With her flashy outfits, posh tastes, and extensive criminal ties, Sandra Avila Beltran has become a media darling in Mexico and the US.
A federal court in Mexico has ruled that Sandra Avila Beltran, also known as the “Queen of the Pacific,” cannot be extradited to the United States on drug trafficking charges, a decision that comes as a major victory to one of the most well known figures of Mexico’s criminal underworld.Skip to next paragraph
In surprise landslide, Jamaican opposition wins back power
Parading back to Rio de Janeiro: the bookish and brainy
After dramatic 2011 in Cuba, will US-Cuban policy shift in 2012?
Boom goes the churro: Chilean court upholds damages for exploding sweets
Why did Hugo Chavez spam Venezuelans on Christmas?
Subscribe Today to the Monitor
According to El Universal, the Mexico City-based First Circuit Court has ruled that Ms. Avila’s extradition, which had been authorized by the Ministry of Foreign Affairs, is unlawful because it involves the same charges (drug trafficking) that she faces in Mexico. Under international law, it is customary for a person to be extradited to another country only if they face a different, and typically more serious, set of criminal charges.
Avila first gained attention from the media in September 2007 when she and her love interest, convicted Colombian drug trafficker Juan Diego Espinosa Ramírez, alias "El Tigre," were arrested by Mexican authorities for allegedly conspiring to smuggle nine tons of cocaine northward via a port in Colima in 2001.

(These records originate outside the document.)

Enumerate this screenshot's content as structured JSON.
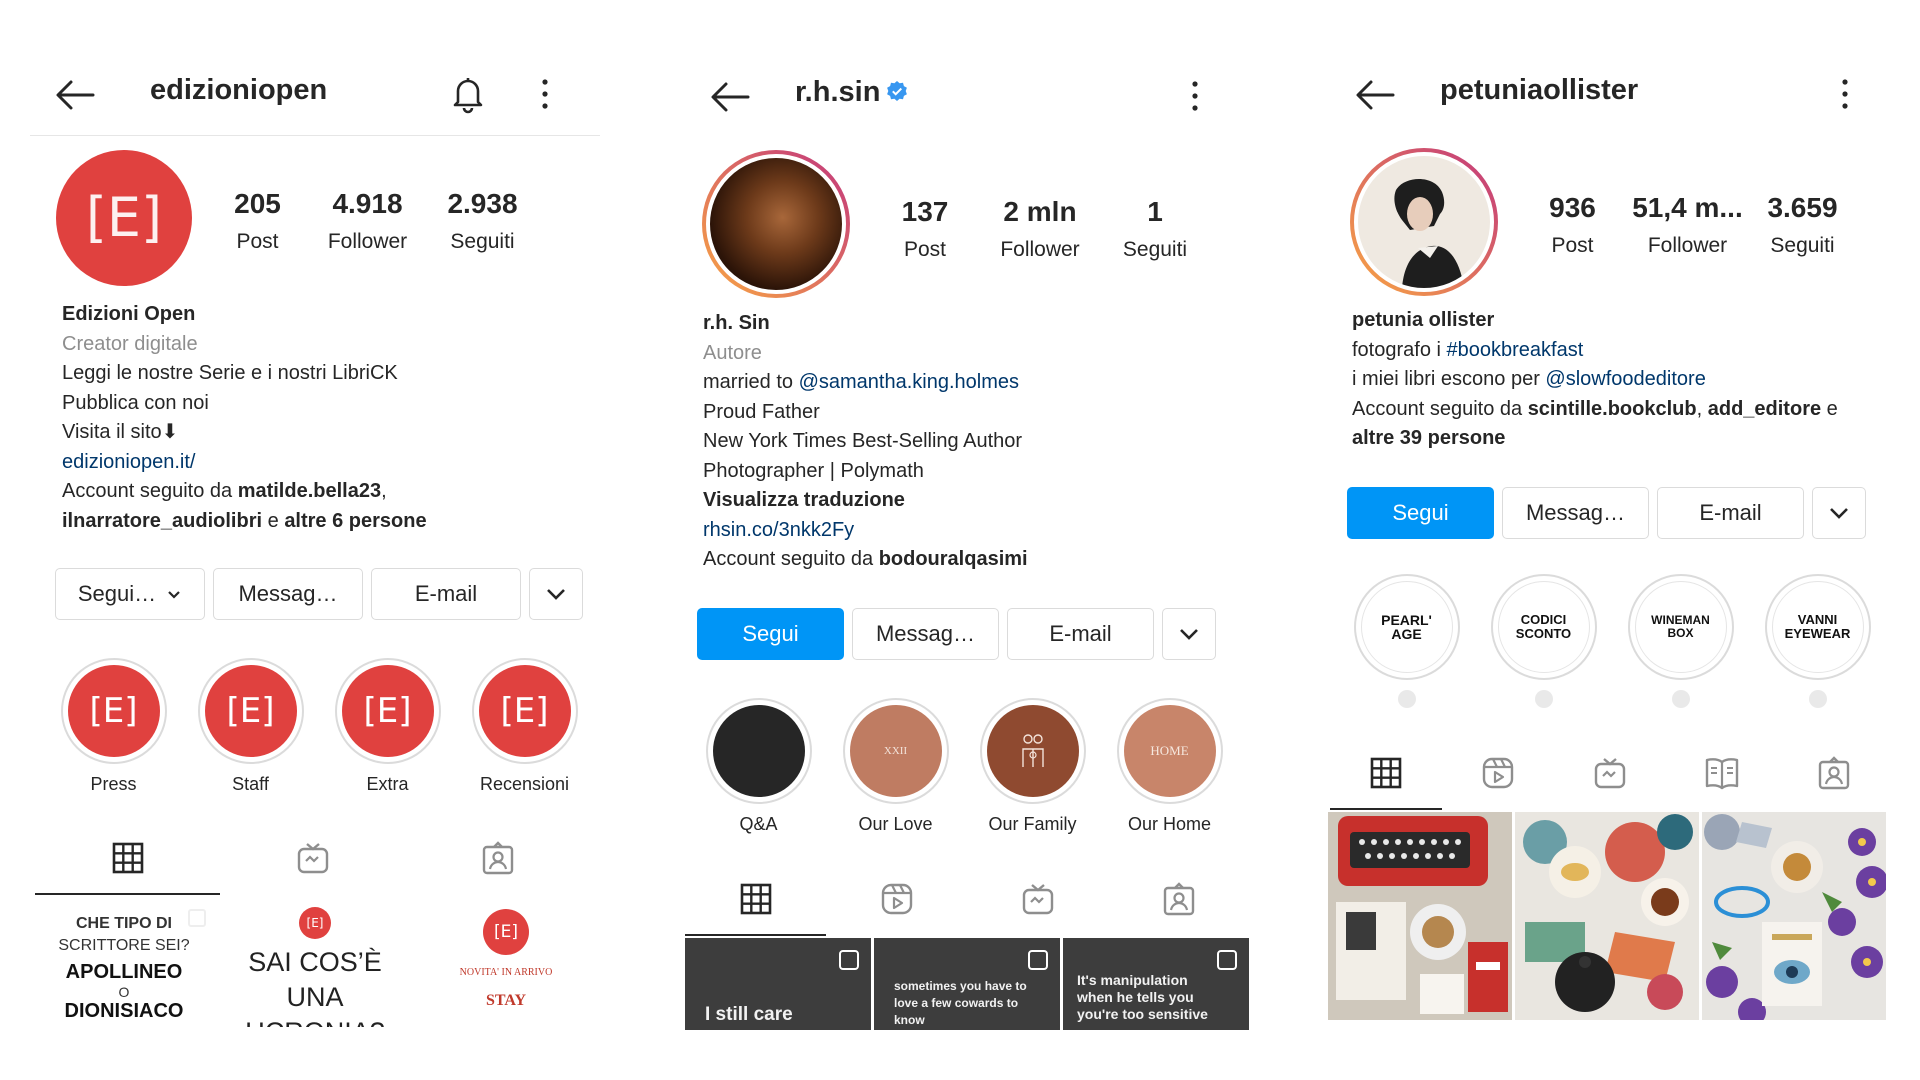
{
  "profiles": [
    {
      "username": "edizioniopen",
      "stats": [
        {
          "num": "205",
          "label": "Post"
        },
        {
          "num": "4.918",
          "label": "Follower"
        },
        {
          "num": "2.938",
          "label": "Seguiti"
        }
      ],
      "bio": {
        "name": "Edizioni Open",
        "category": "Creator digitale",
        "line1": "Leggi le nostre Serie e i nostri LibriCK",
        "line2": "Pubblica con noi",
        "line3": "Visita il sito⬇",
        "link": "edizioniopen.it/",
        "followed_prefix": "Account seguito da ",
        "followed_user1": "matilde.bella23",
        "followed_comma": ",",
        "followed_user2": "ilnarratore_audiolibri",
        "followed_and": " e ",
        "followed_others": "altre 6 persone"
      },
      "buttons": {
        "follow": "Segui…",
        "message": "Messag…",
        "email": "E-mail"
      },
      "highlights": [
        {
          "label": "Press",
          "glyph": "[E]"
        },
        {
          "label": "Staff",
          "glyph": "[E]"
        },
        {
          "label": "Extra",
          "glyph": "[E]"
        },
        {
          "label": "Recensioni",
          "glyph": "[E]"
        }
      ],
      "posts": [
        {
          "l1": "CHE TIPO DI",
          "l2": "SCRITTORE SEI?",
          "l3": "APOLLINEO",
          "l4": "O",
          "l5": "DIONISIACO"
        },
        {
          "l1": "SAI COS’È",
          "l2": "UNA",
          "l3": "UCRONIA?",
          "logo": "[E]"
        },
        {
          "l1": "NOVITA' IN ARRIVO",
          "l2": "STAY",
          "logo": "[E]"
        }
      ]
    },
    {
      "username": "r.h.sin",
      "stats": [
        {
          "num": "137",
          "label": "Post"
        },
        {
          "num": "2 mln",
          "label": "Follower"
        },
        {
          "num": "1",
          "label": "Seguiti"
        }
      ],
      "bio": {
        "name": "r.h. Sin",
        "category": "Autore",
        "married_prefix": "married to ",
        "married_link": "@samantha.king.holmes",
        "line2": "Proud Father",
        "line3": "New York Times Best-Selling Author",
        "line4": "Photographer | Polymath",
        "translate": "Visualizza traduzione",
        "link": "rhsin.co/3nkk2Fy",
        "followed_prefix": "Account seguito da ",
        "followed_user1": "bodouralqasimi"
      },
      "buttons": {
        "follow": "Segui",
        "message": "Messag…",
        "email": "E-mail"
      },
      "highlights": [
        {
          "label": "Q&A",
          "glyph": ""
        },
        {
          "label": "Our Love",
          "glyph": "XXII"
        },
        {
          "label": "Our Family",
          "glyph": ""
        },
        {
          "label": "Our Home",
          "glyph": "HOME"
        }
      ],
      "posts": [
        {
          "text": "I still care"
        },
        {
          "text": "sometimes you have to love a few cowards to know"
        },
        {
          "text": "It's manipulation when he tells you you're too sensitive"
        }
      ]
    },
    {
      "username": "petuniaollister",
      "stats": [
        {
          "num": "936",
          "label": "Post"
        },
        {
          "num": "51,4 m...",
          "label": "Follower"
        },
        {
          "num": "3.659",
          "label": "Seguiti"
        }
      ],
      "bio": {
        "name": "petunia ollister",
        "line1_prefix": "fotografo i ",
        "line1_tag": "#bookbreakfast",
        "line2_prefix": "i miei libri escono per ",
        "line2_link": "@slowfoodeditore",
        "followed_prefix": "Account seguito da ",
        "followed_user1": "scintille.bookclub",
        "followed_comma": ", ",
        "followed_user2": "add_editore",
        "followed_and": " e",
        "followed_others": "altre 39 persone"
      },
      "buttons": {
        "follow": "Segui",
        "message": "Messag…",
        "email": "E-mail"
      },
      "highlights": [
        {
          "label": "",
          "glyph": "PEARL' AGE"
        },
        {
          "label": "",
          "glyph": "CODICI SCONTO"
        },
        {
          "label": "",
          "glyph": "WINEMAN BOX"
        },
        {
          "label": "",
          "glyph": "VANNI EYEWEAR"
        }
      ]
    }
  ],
  "colors": {
    "blue_button": "#0095f6",
    "link": "#00376b",
    "verified": "#3897f0",
    "edizioni_red": "#e0413f",
    "muted": "#8e8e8e"
  }
}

Since then, Mexican and American media outlets have been fascinated by her, with Newsweek magazine calling her Mexico’s “Underworld Queenpin” and ABC news referring to her as Mexico’s “Glamorous Gangster.” As InSight Crime has noted, Avila raises interesting questions about gender roles in Mexico’s drug trade. Her flashy outfits and posh tastes are a rare sight in the world of drug trafficking, which is more often marked by images of scruffy, dangerous-looking men.
Even before earning the title “Queen of the Pacific” by becoming a key link between the Sinaloa Cartel and Colombia's Norte del Valle Cartel, Avila‘s life seemed destined to revolve around criminal activities. She was born into a family closely associated with drug trafficking, and her uncle was Miguel Angel Felix Gallardo, alias “the Godfather,” who was one of Mexico’s first major drug traffickers.